David Pinto brings the news that the Rockies are going with a four-man rotation. This is an interesting idea. I believe the current five-man plan employed by most teams during the regular season began in the 1960s. Though some teams experimented with different rotations, since 1980 the five-man rotation has been the norm. This article by Rany Jazayerli at Prospectus has short history. So, which is better: the four-man or the five-man? I will join the list of people who have attempted to answer this question.

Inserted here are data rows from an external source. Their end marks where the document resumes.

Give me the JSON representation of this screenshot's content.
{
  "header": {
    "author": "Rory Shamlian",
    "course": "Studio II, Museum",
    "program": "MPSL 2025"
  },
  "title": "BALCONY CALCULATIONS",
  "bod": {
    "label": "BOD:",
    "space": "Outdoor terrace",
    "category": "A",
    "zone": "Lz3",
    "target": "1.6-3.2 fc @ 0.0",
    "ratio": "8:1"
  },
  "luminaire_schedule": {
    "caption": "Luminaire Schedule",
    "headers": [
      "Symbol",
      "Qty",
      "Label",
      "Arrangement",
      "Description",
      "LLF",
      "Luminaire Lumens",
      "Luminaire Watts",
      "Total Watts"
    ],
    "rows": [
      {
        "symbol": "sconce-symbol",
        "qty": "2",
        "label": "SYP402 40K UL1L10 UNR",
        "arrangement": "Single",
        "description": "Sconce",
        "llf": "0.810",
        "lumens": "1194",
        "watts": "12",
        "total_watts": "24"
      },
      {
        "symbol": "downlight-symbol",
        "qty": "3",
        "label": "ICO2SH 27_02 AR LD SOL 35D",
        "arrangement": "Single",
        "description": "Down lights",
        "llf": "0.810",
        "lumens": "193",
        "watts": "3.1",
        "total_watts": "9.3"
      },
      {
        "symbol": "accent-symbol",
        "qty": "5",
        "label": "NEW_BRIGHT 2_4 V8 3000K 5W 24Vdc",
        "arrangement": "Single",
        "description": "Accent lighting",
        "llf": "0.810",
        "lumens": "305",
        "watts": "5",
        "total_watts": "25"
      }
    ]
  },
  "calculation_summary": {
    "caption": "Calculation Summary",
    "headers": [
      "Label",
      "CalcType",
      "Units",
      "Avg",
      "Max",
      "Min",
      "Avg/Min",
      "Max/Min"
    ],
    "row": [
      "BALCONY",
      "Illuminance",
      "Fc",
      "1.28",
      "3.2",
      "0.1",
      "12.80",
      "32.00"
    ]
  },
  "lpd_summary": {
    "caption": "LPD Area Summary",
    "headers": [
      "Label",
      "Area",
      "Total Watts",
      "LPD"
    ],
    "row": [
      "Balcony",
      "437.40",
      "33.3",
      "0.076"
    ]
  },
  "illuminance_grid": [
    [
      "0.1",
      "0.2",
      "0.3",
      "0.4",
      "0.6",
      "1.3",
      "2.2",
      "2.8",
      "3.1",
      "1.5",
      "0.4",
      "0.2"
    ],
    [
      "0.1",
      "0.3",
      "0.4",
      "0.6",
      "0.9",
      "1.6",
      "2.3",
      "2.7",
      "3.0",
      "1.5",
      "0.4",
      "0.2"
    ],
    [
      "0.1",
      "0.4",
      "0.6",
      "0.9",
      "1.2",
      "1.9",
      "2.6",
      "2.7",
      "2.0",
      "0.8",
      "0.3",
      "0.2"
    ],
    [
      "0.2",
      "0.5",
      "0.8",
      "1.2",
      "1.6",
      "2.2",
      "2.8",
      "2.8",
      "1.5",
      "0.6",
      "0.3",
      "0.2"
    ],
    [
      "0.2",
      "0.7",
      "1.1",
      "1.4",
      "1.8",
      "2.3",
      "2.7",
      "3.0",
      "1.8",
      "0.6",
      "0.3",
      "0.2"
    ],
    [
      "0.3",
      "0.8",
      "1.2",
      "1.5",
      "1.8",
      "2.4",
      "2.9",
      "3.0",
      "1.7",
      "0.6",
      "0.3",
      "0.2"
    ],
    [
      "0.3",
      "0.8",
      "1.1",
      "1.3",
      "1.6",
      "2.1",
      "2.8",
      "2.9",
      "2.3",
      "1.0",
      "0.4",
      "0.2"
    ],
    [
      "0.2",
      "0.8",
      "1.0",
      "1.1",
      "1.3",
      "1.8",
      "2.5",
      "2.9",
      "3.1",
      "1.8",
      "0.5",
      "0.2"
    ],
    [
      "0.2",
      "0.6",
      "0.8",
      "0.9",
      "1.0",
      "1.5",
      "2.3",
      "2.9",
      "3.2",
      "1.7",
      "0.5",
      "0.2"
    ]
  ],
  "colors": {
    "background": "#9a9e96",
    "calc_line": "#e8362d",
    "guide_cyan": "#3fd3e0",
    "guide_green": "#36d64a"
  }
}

First I want to identify the trade-offs of the choices. If you go with the four-man, your best pitchers will pitch more regularly than the five-man, but they may be tired and therefore pitch less per start. With the five-man you have to throw an inferior pitcher out there once every five games; however, each starter is able to throw more pitches. In Pinto’s post he cites that the Rockies plan to make the trade-off by limiting starters to lower pitch counts. So, basically going to a four-man rotation has the effect of switching a certain number of middle innings from starters to relievers. I am not sure if starters are more valuable in the 5th-7th innings than in innings 1-4, and I am not sure to figure out which is more valuable.
For simplicity I am going to assume that all pitcher innings are the same. This is not such a bad assumption given that most starters will be relieved when their performances drop below bullpen replacements. Therefore, I will focus on whether or not starters are pitching more or less innings with the five-man than with the four-man. Using a basic pitch count estimator (BPCE = 3.3 x BIP + 4.8 x K + 5.5 x BB) I estimate the average pitch counts for pitchers who started at least 10 games in a season from 1950-2003 (excluding 1981 and 1994).
The five-man count appears to be associated with a jump in pitch counts in the late-1960s through the mid-1970s. There was a slight dip in late-70s and early-80s, but now pitch counts are back to all-time highs. The five-man rotation is associated with high pitcher counts per game than the four-man, although it is not that large of a difference (approximately 10 pitches per game). This is not surprising; however, over a season how does this affect overall innings pitched by starters? The following figure graphs average total innings pitched per season for the same group of pitchers.
Interestingly, though starters are pitching longer with five-man rotations, they are pitching fewer overall innings. I suspect that much of this has to do with increased reliever usage for other reasons, but the difference in average total innings pitched from the early 1970s and the present is about 30 innings. If starting pitchers are better than non-starters and the decline in starter innings is due to the five-man rotation (I acknowledge these are two big “ifs”), then the four-man rotation may be a better way to configure your pitching staff in a season. On the other hand, fewer innings per season may prolong the entire career of a pitcher, which might offset the loss in one particular season. But really, what incentives do managers have to increase the career length of his starting pitchers by a few years? I suspect mangers are very myopic in their use of players given their incentives. I look forward to seeing how the Rockies experiment goes.